What I think we should all think about is: who is it that’s truly power hungry in this situation? Is is the journalist who, if at a newspaper rather than on new media, would be encouraged to break a story or the brand and magazine who would hold the fate of a young woman’s livelihood over the heads of potential rank breakers?
It’s just makeup, yes, but there is something rather sinister going on with this new avenue of behaviour from the magazine(s) (perhaps out of fear that they’re losing they’re carefully orchestrated edge) and/or the brands (because they, understandably, rue the loss of control over their message).

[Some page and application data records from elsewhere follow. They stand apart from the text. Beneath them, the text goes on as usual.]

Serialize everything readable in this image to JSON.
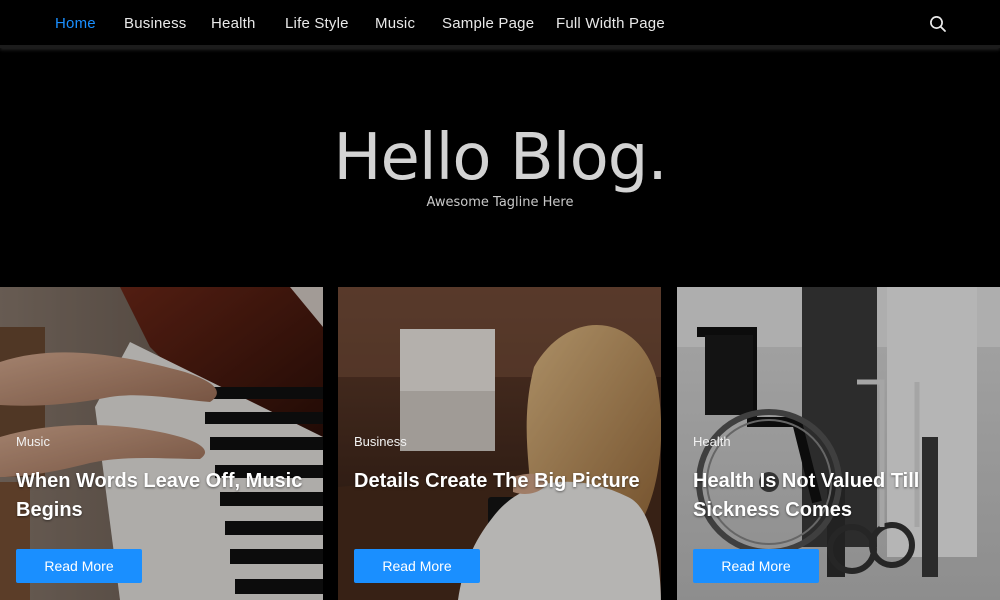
{
  "nav": {
    "items": [
      {
        "label": "Home",
        "active": true
      },
      {
        "label": "Business"
      },
      {
        "label": "Health"
      },
      {
        "label": "Life Style"
      },
      {
        "label": "Music"
      },
      {
        "label": "Sample Page"
      },
      {
        "label": "Full Width Page"
      }
    ],
    "search_icon": "search-icon"
  },
  "hero": {
    "title": "Hello Blog.",
    "tagline": "Awesome Tagline Here"
  },
  "cards": [
    {
      "category": "Music",
      "title": "When Words Leave Off, Music Begins",
      "button": "Read More"
    },
    {
      "category": "Business",
      "title": "Details Create The Big Picture",
      "button": "Read More"
    },
    {
      "category": "Health",
      "title": "Health Is Not Valued Till Sickness Comes",
      "button": "Read More"
    }
  ],
  "colors": {
    "accent": "#1a8fff",
    "background": "#000000",
    "title": "#d3d3d3"
  }
}
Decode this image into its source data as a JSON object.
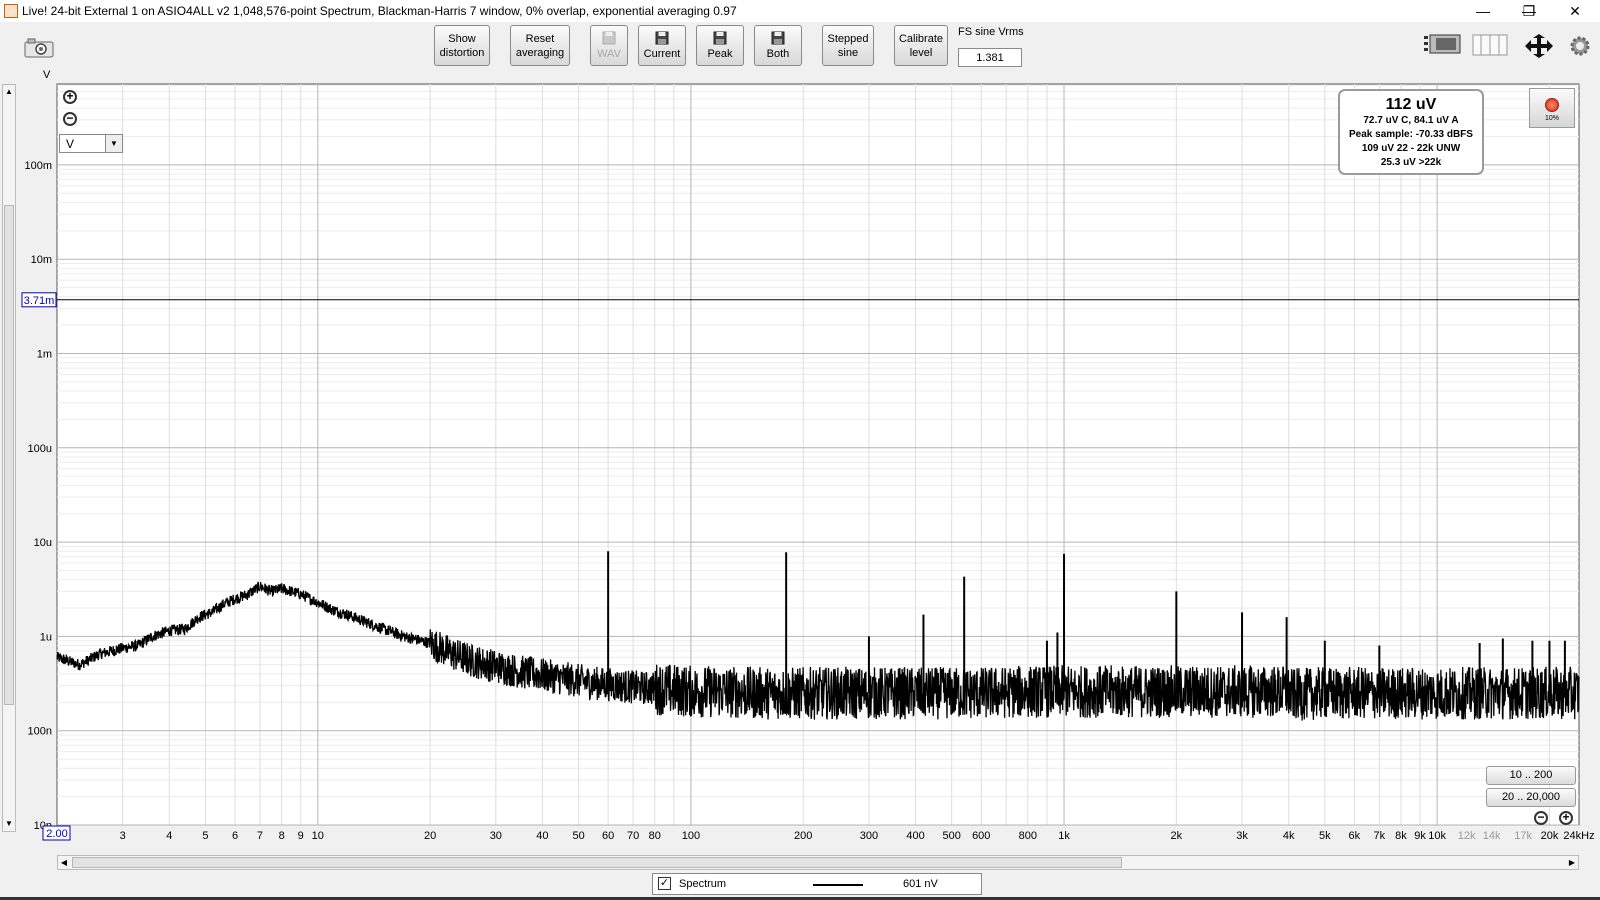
{
  "window": {
    "title": "Live! 24-bit External 1 on ASIO4ALL v2 1,048,576-point Spectrum, Blackman-Harris 7 window, 0% overlap, exponential averaging 0.97",
    "minimize": "—",
    "restore": "❐",
    "close": "✕"
  },
  "toolbar": {
    "show_distortion": [
      "Show",
      "distortion"
    ],
    "reset_averaging": [
      "Reset",
      "averaging"
    ],
    "wav": "WAV",
    "current": "Current",
    "peak": "Peak",
    "both": "Both",
    "stepped_sine": [
      "Stepped",
      "sine"
    ],
    "calibrate_level": [
      "Calibrate",
      "level"
    ],
    "fs_label": "FS sine Vrms",
    "fs_value": "1.381"
  },
  "graph": {
    "y_unit": "V",
    "unit_select": "V",
    "cursor_y_label": "3.71m",
    "x_start_label": "2.00",
    "level": {
      "main": "112 uV",
      "lines": [
        "72.7 uV C, 84.1 uV A",
        "Peak sample: -70.33 dBFS",
        "109 uV 22 - 22k UNW",
        "25.3 uV >22k"
      ]
    },
    "record_pct": "10%",
    "zoom_presets": [
      "10 .. 200",
      "20 .. 20,000"
    ],
    "legend": {
      "name": "Spectrum",
      "value": "601 nV"
    }
  },
  "chart_data": {
    "type": "line",
    "x_scale": "log",
    "y_scale": "log",
    "xlim": [
      2,
      24000
    ],
    "ylim": [
      1e-08,
      1
    ],
    "y_ticks": [
      {
        "v": 0.1,
        "label": "100m"
      },
      {
        "v": 0.01,
        "label": "10m"
      },
      {
        "v": 0.001,
        "label": "1m"
      },
      {
        "v": 0.0001,
        "label": "100u"
      },
      {
        "v": 1e-05,
        "label": "10u"
      },
      {
        "v": 1e-06,
        "label": "1u"
      },
      {
        "v": 1e-07,
        "label": "100n"
      },
      {
        "v": 1e-08,
        "label": "10n"
      }
    ],
    "x_ticks": [
      {
        "v": 3,
        "label": "3"
      },
      {
        "v": 4,
        "label": "4"
      },
      {
        "v": 5,
        "label": "5"
      },
      {
        "v": 6,
        "label": "6"
      },
      {
        "v": 7,
        "label": "7"
      },
      {
        "v": 8,
        "label": "8"
      },
      {
        "v": 9,
        "label": "9"
      },
      {
        "v": 10,
        "label": "10"
      },
      {
        "v": 20,
        "label": "20"
      },
      {
        "v": 30,
        "label": "30"
      },
      {
        "v": 40,
        "label": "40"
      },
      {
        "v": 50,
        "label": "50"
      },
      {
        "v": 60,
        "label": "60"
      },
      {
        "v": 70,
        "label": "70"
      },
      {
        "v": 80,
        "label": "80"
      },
      {
        "v": 100,
        "label": "100"
      },
      {
        "v": 200,
        "label": "200"
      },
      {
        "v": 300,
        "label": "300"
      },
      {
        "v": 400,
        "label": "400"
      },
      {
        "v": 500,
        "label": "500"
      },
      {
        "v": 600,
        "label": "600"
      },
      {
        "v": 800,
        "label": "800"
      },
      {
        "v": 1000,
        "label": "1k"
      },
      {
        "v": 2000,
        "label": "2k"
      },
      {
        "v": 3000,
        "label": "3k"
      },
      {
        "v": 4000,
        "label": "4k"
      },
      {
        "v": 5000,
        "label": "5k"
      },
      {
        "v": 6000,
        "label": "6k"
      },
      {
        "v": 7000,
        "label": "7k"
      },
      {
        "v": 8000,
        "label": "8k"
      },
      {
        "v": 9000,
        "label": "9k"
      },
      {
        "v": 10000,
        "label": "10k"
      },
      {
        "v": 12000,
        "label": "12k",
        "muted": true
      },
      {
        "v": 14000,
        "label": "14k",
        "muted": true
      },
      {
        "v": 17000,
        "label": "17k",
        "muted": true
      },
      {
        "v": 20000,
        "label": "20k"
      },
      {
        "v": 24000,
        "label": "24kHz"
      }
    ],
    "cursor_level": 0.00371,
    "series": [
      {
        "name": "Spectrum",
        "color": "#000000",
        "x": [
          2.0,
          2.3,
          2.6,
          3.0,
          3.3,
          3.6,
          4.0,
          4.4,
          4.8,
          5.2,
          5.6,
          6.0,
          6.5,
          7.0,
          7.5,
          8.0,
          8.5,
          9.0,
          10,
          11,
          12,
          13,
          15,
          17,
          20,
          23,
          26,
          30,
          35,
          40,
          45,
          50,
          55,
          60,
          70,
          80,
          90,
          100,
          120,
          150,
          200,
          250,
          300,
          400,
          500,
          600,
          800,
          1000,
          1500,
          2000,
          3000,
          3900,
          4100,
          5000,
          7000,
          10000,
          15000,
          20000,
          24000
        ],
        "y": [
          6e-07,
          5e-07,
          6.5e-07,
          7.5e-07,
          8e-07,
          1e-06,
          1.15e-06,
          1.2e-06,
          1.6e-06,
          1.8e-06,
          2.2e-06,
          2.5e-06,
          2.8e-06,
          3.4e-06,
          3e-06,
          3.2e-06,
          3e-06,
          2.8e-06,
          2.3e-06,
          1.9e-06,
          1.7e-06,
          1.5e-06,
          1.2e-06,
          1e-06,
          8.5e-07,
          6.5e-07,
          5.5e-07,
          4.8e-07,
          4.2e-07,
          3.9e-07,
          3.6e-07,
          3.4e-07,
          3.2e-07,
          3.1e-07,
          2.9e-07,
          2.8e-07,
          2.7e-07,
          2.6e-07,
          2.6e-07,
          2.5e-07,
          2.5e-07,
          2.5e-07,
          2.5e-07,
          2.5e-07,
          2.5e-07,
          2.5e-07,
          2.6e-07,
          2.6e-07,
          2.6e-07,
          2.6e-07,
          2.6e-07,
          2.6e-07,
          2.4e-07,
          2.5e-07,
          2.5e-07,
          2.5e-07,
          2.5e-07,
          2.5e-07,
          2.5e-07
        ]
      }
    ],
    "peaks": [
      {
        "x": 60,
        "y": 8e-06
      },
      {
        "x": 180,
        "y": 7.8e-06
      },
      {
        "x": 300,
        "y": 1e-06
      },
      {
        "x": 420,
        "y": 1.7e-06
      },
      {
        "x": 540,
        "y": 4.3e-06
      },
      {
        "x": 900,
        "y": 9e-07
      },
      {
        "x": 960,
        "y": 1.1e-06
      },
      {
        "x": 1000,
        "y": 7.5e-06
      },
      {
        "x": 2000,
        "y": 3e-06
      },
      {
        "x": 3000,
        "y": 1.8e-06
      },
      {
        "x": 3950,
        "y": 1.6e-06
      },
      {
        "x": 5000,
        "y": 9e-07
      },
      {
        "x": 7000,
        "y": 8e-07
      },
      {
        "x": 13000,
        "y": 8.5e-07
      },
      {
        "x": 15000,
        "y": 9.5e-07
      },
      {
        "x": 18000,
        "y": 9e-07
      },
      {
        "x": 20000,
        "y": 9e-07
      },
      {
        "x": 22000,
        "y": 9e-07
      }
    ]
  }
}
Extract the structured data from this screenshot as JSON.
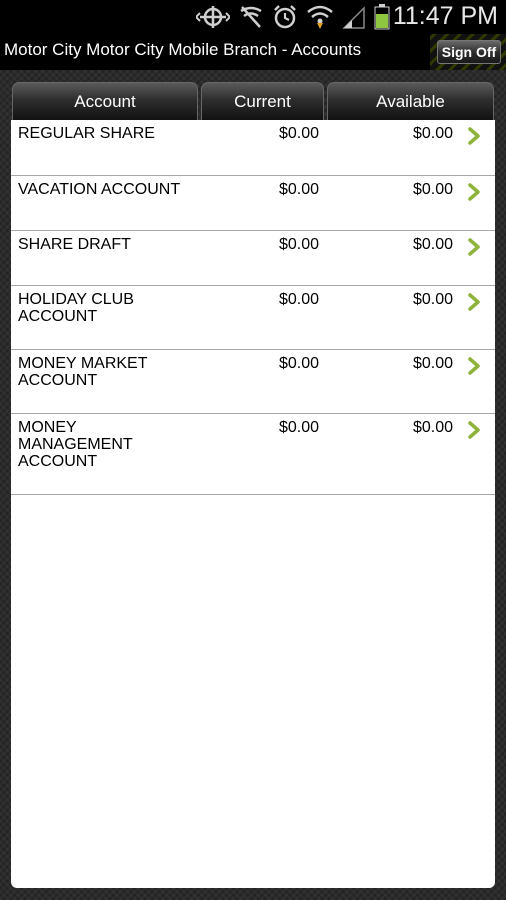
{
  "status_bar": {
    "time": "11:47 PM",
    "icons": [
      "gps-icon",
      "nfc-icon",
      "signal-blocked-icon",
      "alarm-icon",
      "wifi-icon",
      "cell-signal-icon",
      "battery-icon"
    ]
  },
  "header": {
    "title": "Motor City Motor City Mobile Branch - Accounts",
    "sign_off_label": "Sign Off"
  },
  "columns": {
    "account": "Account",
    "current": "Current",
    "available": "Available"
  },
  "accounts": [
    {
      "name": "REGULAR SHARE",
      "current": "$0.00",
      "available": "$0.00"
    },
    {
      "name": "VACATION ACCOUNT",
      "current": "$0.00",
      "available": "$0.00"
    },
    {
      "name": "SHARE DRAFT",
      "current": "$0.00",
      "available": "$0.00"
    },
    {
      "name": "HOLIDAY CLUB ACCOUNT",
      "current": "$0.00",
      "available": "$0.00"
    },
    {
      "name": "MONEY MARKET ACCOUNT",
      "current": "$0.00",
      "available": "$0.00"
    },
    {
      "name": "MONEY MANAGEMENT ACCOUNT",
      "current": "$0.00",
      "available": "$0.00"
    }
  ],
  "colors": {
    "chevron": "#8db33a",
    "accent_stripe": "#2f3a00"
  }
}
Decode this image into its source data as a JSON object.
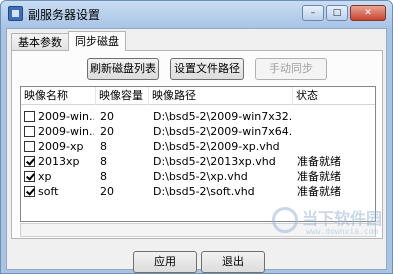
{
  "window": {
    "title": "副服务器设置"
  },
  "tabs": [
    {
      "label": "基本参数",
      "active": false
    },
    {
      "label": "同步磁盘",
      "active": true
    }
  ],
  "toolbar": {
    "refresh": "刷新磁盘列表",
    "set_path": "设置文件路径",
    "manual_sync": "手动同步"
  },
  "table": {
    "headers": [
      "映像名称",
      "映像容量",
      "映像路径",
      "状态"
    ],
    "rows": [
      {
        "checked": false,
        "name": "2009-win...",
        "size": "20",
        "path": "D:\\bsd5-2\\2009-win7x32....",
        "status": ""
      },
      {
        "checked": false,
        "name": "2009-win...",
        "size": "20",
        "path": "D:\\bsd5-2\\2009-win7x64....",
        "status": ""
      },
      {
        "checked": false,
        "name": "2009-xp",
        "size": "8",
        "path": "D:\\bsd5-2\\2009-xp.vhd",
        "status": ""
      },
      {
        "checked": true,
        "name": "2013xp",
        "size": "8",
        "path": "D:\\bsd5-2\\2013xp.vhd",
        "status": "准备就绪"
      },
      {
        "checked": true,
        "name": "xp",
        "size": "8",
        "path": "D:\\bsd5-2\\xp.vhd",
        "status": "准备就绪"
      },
      {
        "checked": true,
        "name": "soft",
        "size": "20",
        "path": "D:\\bsd5-2\\soft.vhd",
        "status": "准备就绪"
      }
    ]
  },
  "footer": {
    "apply": "应用",
    "exit": "退出"
  },
  "watermark": {
    "text": "当下软件园",
    "url": "www.downxia.com"
  }
}
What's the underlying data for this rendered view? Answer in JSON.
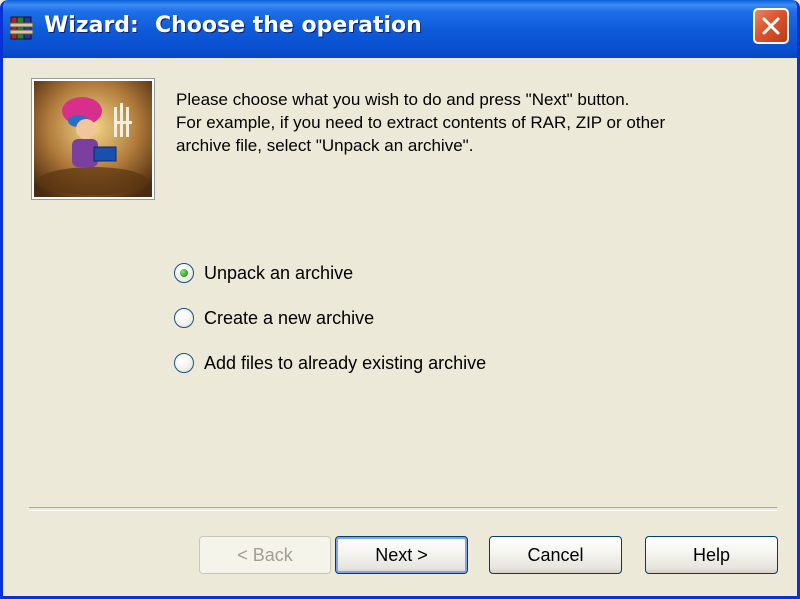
{
  "window": {
    "title_prefix": "Wizard:",
    "title_main": "Choose the operation",
    "app_icon": "winrar-books-icon",
    "close_icon": "close-icon"
  },
  "intro": {
    "line1": "Please choose what you wish to do and press \"Next\" button.",
    "line2": "For example, if you need to extract contents of RAR, ZIP or other",
    "line3": "archive file, select \"Unpack an archive\"."
  },
  "options": [
    {
      "label": "Unpack an archive",
      "selected": true
    },
    {
      "label": "Create a new archive",
      "selected": false
    },
    {
      "label": "Add files to already existing archive",
      "selected": false
    }
  ],
  "buttons": {
    "back": "< Back",
    "next": "Next >",
    "cancel": "Cancel",
    "help": "Help"
  }
}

Equally I get the sense from a few of the comments from the previous post that there are some bloggers out there who want to ‘stick it to the man’. The media and the PR industry exist in this weird sort of symbiosis. OK, new media is going to change how that works, inevitably. But charging in there like a bull into a china shop, just because you can, probably isn’t the best way to bring that about. The best way to get into an exclusive club isn’t always to firebomb it.
I see your point, GreatSheElephant, but following someone else’s rules simply so that said someone can remain in his/her position is counter-intuitive AND not beneficial to anyone but those making the rules for the sake of saving their own respective hides.
Additionally, it is worth noting that simply because a system is in place does not make it the right system, but simply the one that has benefited those who had power to control and mould it.
And I would rather see a so-called firebomb any day, and create some immediate change in the media landscape, rather than let the subtle use of insidious and anti-innovative behaviour from the institutions that promote the status quo become normal practice.
Perhaps we don’t want entry to the club but want to create a new club.